In the end, “you’re happy because you get the right offer in front of you, but I’m not targeting Howard the individual, I’m targeting the group that includes Lloyd and Howard and behaves in the same way.”
Proof of the carrier’s success, he added, is its low rate of customer turnover, called “churn” in the industry.
De-identification of customer data isn’t essential for data analysis, Cavoukian added. But, she said, if the organization doesn’t do that at the least it has to get each customers’ permission to use their data that way.
In his presentation, Swtizer said Telus [TSX: T] started its big data effort two years ago with the marketing team, the customer-facing team and the technology groups.
“We focused a lot on use cases and business value — this was not an exercise to deploy Hadoop technology or build a process. From the start this was all about how do we reduce churn? How do we produce the best offer in front of our customers? How do we improve the customer experience?”
They identified 14 projects that could be proofs of concept.

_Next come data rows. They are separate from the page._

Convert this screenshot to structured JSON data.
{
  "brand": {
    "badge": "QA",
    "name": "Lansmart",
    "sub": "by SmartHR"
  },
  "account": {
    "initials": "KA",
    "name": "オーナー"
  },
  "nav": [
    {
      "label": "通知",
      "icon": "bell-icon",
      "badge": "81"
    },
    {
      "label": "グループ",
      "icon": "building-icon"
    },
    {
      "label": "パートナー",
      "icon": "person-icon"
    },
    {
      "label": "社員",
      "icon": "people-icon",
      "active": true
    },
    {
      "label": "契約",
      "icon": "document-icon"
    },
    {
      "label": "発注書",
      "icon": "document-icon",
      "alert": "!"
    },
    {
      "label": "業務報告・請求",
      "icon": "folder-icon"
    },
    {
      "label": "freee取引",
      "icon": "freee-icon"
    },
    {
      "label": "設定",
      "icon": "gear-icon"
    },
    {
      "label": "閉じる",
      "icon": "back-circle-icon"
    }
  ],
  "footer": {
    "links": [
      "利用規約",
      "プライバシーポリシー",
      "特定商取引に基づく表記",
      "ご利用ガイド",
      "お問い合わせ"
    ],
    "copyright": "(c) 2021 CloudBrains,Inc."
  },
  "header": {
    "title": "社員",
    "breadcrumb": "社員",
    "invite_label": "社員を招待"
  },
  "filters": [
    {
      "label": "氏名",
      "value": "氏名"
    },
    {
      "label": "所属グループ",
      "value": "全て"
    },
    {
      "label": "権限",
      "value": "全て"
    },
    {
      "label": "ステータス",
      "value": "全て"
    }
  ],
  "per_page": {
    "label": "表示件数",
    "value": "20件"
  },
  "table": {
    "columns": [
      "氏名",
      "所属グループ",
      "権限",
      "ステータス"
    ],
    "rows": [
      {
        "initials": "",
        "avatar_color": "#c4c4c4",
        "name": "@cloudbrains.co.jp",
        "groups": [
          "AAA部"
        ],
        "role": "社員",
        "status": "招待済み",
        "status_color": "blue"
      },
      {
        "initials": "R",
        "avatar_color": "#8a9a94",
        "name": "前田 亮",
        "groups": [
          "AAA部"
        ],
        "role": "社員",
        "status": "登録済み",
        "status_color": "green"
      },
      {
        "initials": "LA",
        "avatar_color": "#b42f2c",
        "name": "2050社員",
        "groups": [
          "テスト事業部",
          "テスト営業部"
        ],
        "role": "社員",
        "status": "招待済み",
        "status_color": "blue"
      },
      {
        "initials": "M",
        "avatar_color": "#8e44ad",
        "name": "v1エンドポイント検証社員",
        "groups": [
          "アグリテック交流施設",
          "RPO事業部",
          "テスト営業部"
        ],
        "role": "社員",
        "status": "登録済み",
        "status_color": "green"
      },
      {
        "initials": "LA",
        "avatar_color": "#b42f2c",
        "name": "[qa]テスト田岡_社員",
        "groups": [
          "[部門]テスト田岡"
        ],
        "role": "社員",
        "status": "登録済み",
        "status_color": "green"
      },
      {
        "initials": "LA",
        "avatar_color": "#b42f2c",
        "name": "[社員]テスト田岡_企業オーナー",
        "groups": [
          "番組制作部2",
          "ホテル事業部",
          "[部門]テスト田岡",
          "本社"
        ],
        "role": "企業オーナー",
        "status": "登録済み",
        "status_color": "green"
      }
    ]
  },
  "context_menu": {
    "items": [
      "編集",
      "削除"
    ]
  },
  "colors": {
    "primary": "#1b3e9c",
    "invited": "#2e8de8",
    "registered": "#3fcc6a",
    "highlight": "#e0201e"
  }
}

They also decided on certain capabilities — like privacy, security and making sure the data is clean — that could be used across each of them.
“It’s so easy to get sucked back into ‘Let’s talk about the technology, let’s talk about all the challenges of getting the data, let’s talk about how do you get the data clean,'” said Switzer. “Those are really important things, but you have to start with the premise from the customer: How do we create business value?”
Its data store — including 37 billion IPTV records, 110 billion wireless data session records, 20 billion voice session records, plus social media interactions — is more a data ocean than a data lake, he added.
”I am a huge fan of data analytics, and big data,” said Cavoukian, who heads Ryerson University’s Privacy and Big Data Institute, “but you can’t do it in a way that ignores some basic business tenets like ‘Start with your customer, what does your customer want, what can you deliver.’ If you don’t have that dialogue you’re going to lose out.”
“What drives me crazy is that argument that people think privacy stifles big data innovation. That’s garbage. It’s limited thinking that stifles innovation.”